POST OF THE DAY
Level 3 Communications
Blood On the Streets

Format for Printing

Format for printing

Request Reprints

Reuse/Reprint

By trepanne
June 21, 2001

Posts selected for this feature rarely stand alone. They are usually a part of an ongoing thread, and are out of context when presented here. The material should be read in that light. How are these posts selected? Click here to find out and nominate a post yourself!

Well there we have it.

Note to self about market timing: News isn't bad enough until it hits the front page of the Wall Street Journal. Boy, I could have saved myself a bunch of money.

So let's take a look at what we've got here.

There's no question but that LVLT altered the basic business plan to capitalize on a massive growth spurt that was a transitory bubble, and now they're getting caught in the snapback. Colocation is the clearest example... I still believe that the colocation model has important fundamental advantages for certain businesses, but we were not witness to the dawn of a new dot-com age to which LVLT was supplying the arms. The pendulum has swung the other way, and is now pulling transport revenues back out with it...Yahoo! Broadcast, et al are not going to ramp up massively right away. Hello, earnings warnings.

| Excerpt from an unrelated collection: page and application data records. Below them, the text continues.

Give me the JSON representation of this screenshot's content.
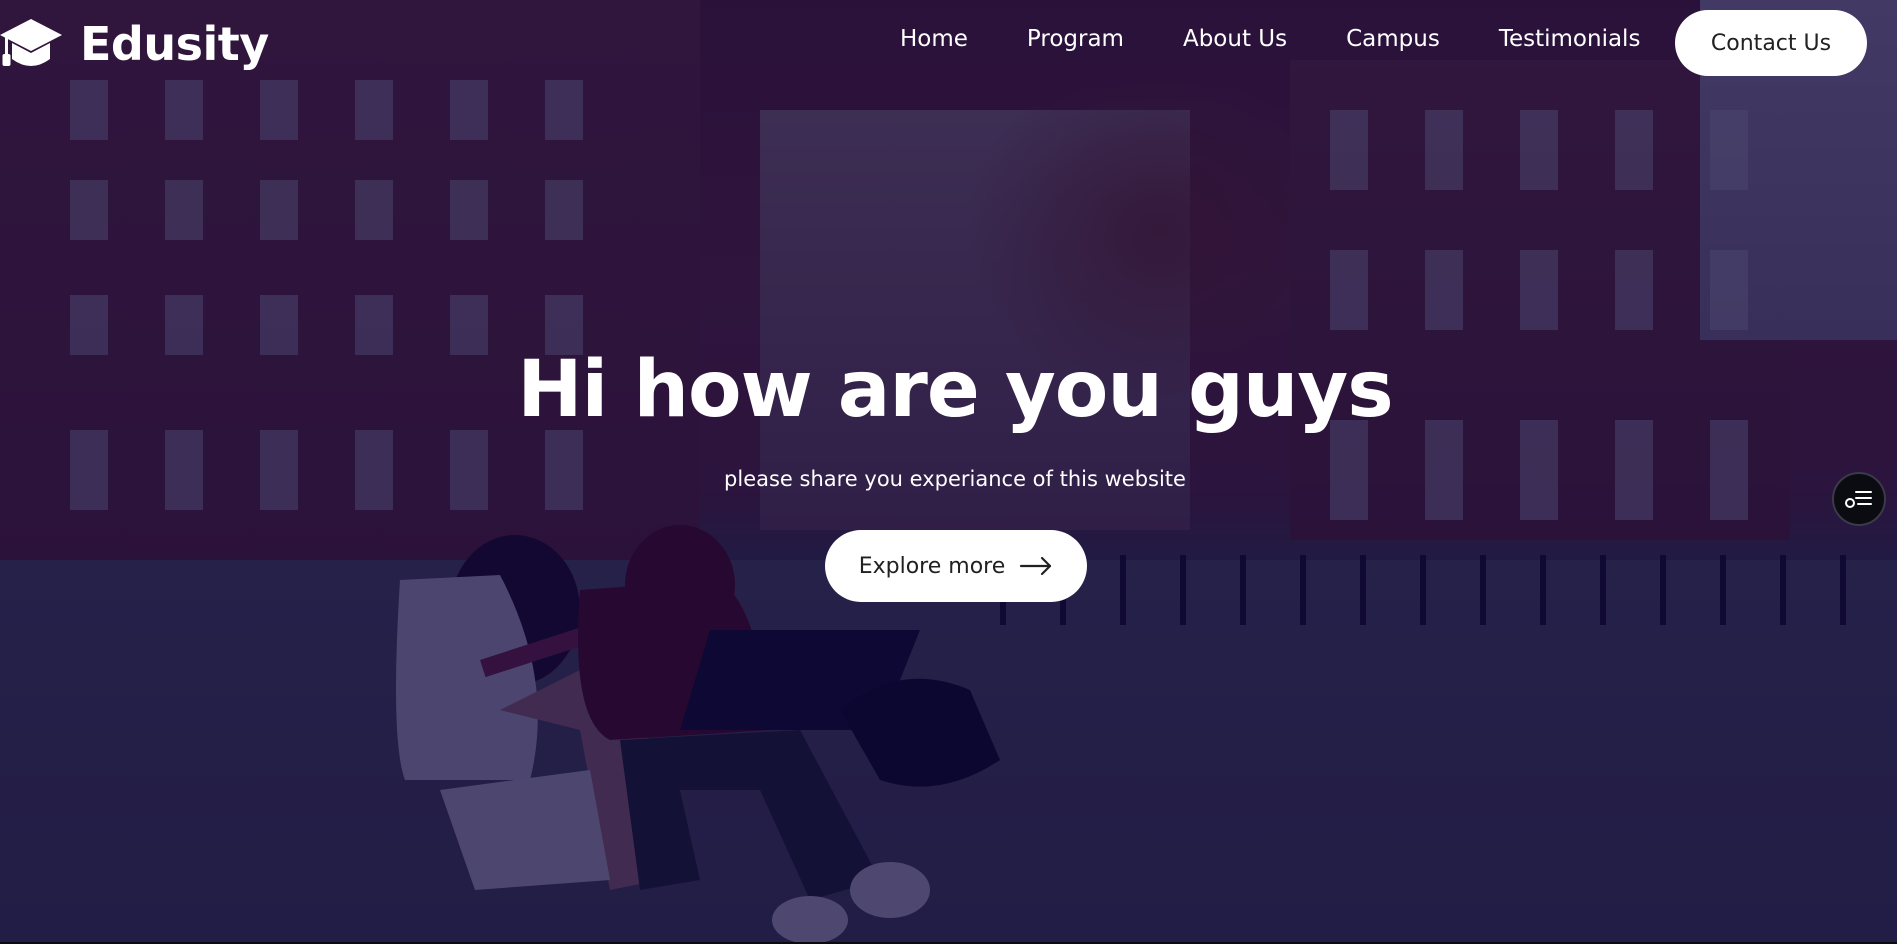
{
  "brand": {
    "name": "Edusity",
    "logo_icon": "graduation-cap-icon"
  },
  "nav": {
    "links": [
      "Home",
      "Program",
      "About Us",
      "Campus",
      "Testimonials"
    ],
    "contact_label": "Contact Us"
  },
  "hero": {
    "title": "Hi how are you guys",
    "subtitle": "please share you experiance of this website",
    "cta_label": "Explore more",
    "cta_icon": "arrow-right-icon"
  },
  "floating_widget": {
    "icon": "accessibility-menu-icon"
  },
  "colors": {
    "overlay": "#08003a",
    "button_bg": "#ffffff",
    "button_text": "#212121",
    "text": "#ffffff"
  }
}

However, that bubble had an important advantage: It allowed us to unload a bunch of dark fiber on suckers and finance the completion of the network. This is key. It was indeed "opportunistic" revenue, but we got the cash.

So we have the network, and it is paid for and lit, trout or no trout. We have built it, and they have not yet come.

We have been caught in a growth posture when the market snapped the other way. Considering the amount of capital that's been invested in the network, the only acceptable business model for LVLT involves very high margins. The top line flattens and falls; we cut some middle lines to preserve the bottom line (at least in ratio form). Sorry for the laid-off, very cold-blooded, just the sort of behavior I want from the stewards of my life's savings. I would expect nothing else. What really sucks about this situation is that it nails down the conclusion that revenue growth is nowhere to be found for the moment. I don't like that. It makes me afraid that LVLT is going to starve to death before its manifest advantages can come into play.

At the base of the pyramid, the forces driving growth of data traffic are as strong as they ever were (but not stronger, sorry brave new world of broadband), and the driving force toward IP is just as strong. AOL just keeps on clocking new subscribers. American businesses just keep transferring more and more files over more and more private networks, because this just keeps saving them more and more money. Voice traffic continues to be much cheaper when statistically multiplexed rather than time-division multiplexed... and so on.

Where does all this traffic go? Ultimately, the vast bulk of it goes over the telephone networks and data networks of Sprint, AT&T, and MCI. It is these networks that have got to stop adding ATM switches and circuit switches to get cost structures down; it is these networks that must migrate to IP. It is these networks that have frozen almost all capital spending on IP/fiber networking gear. It is these networks that are going to run out of capacity.

I don't care about dot-com customers. I don't care about colocation. I don't care about residential broadband. I don't care about dark fiber any more. I DO care about enterprise, but I'm chary of any business model that involves going head-to-head with UUnet or Worldcom. Qwest might be able to do it. We'll see. But I see no salvation there for LVLT.

It's the carriers. It's the carriers. It's the carriers.

They are not buying anything. Their networks will fill up. They will not allow badly needed revenues to slop over the side of the bucket. There's boatloads of capacity around. They will do mergers, they will buy from bankruptcies, or they will outsource.

The "buy from bankruptcy" solution won't work. I expect mergers to start going down. But given the situation in the capital markets -- and in the fiber networks -- the outsourcing solution makes the most sense.

Anyway, I'm watching and waiting to see which way the carriers will jump. It's a big deal. Layoffs, stock price, dot-com bubble collapse, $9B wholesale market.... mostly noise, as far as I'm concerned.

Differential survival of catastrophic conditions yields new ecosystems. Mammals succeeded dinosaurs.

This is really going to suck, but it's not going to suck equally for everyone. Thank god we've got more cash than anybody else. Thank god our network is better than anyone else's. It might not save us, but it stacks the deck in our favor quite a bit.

Watch the revenues.

trp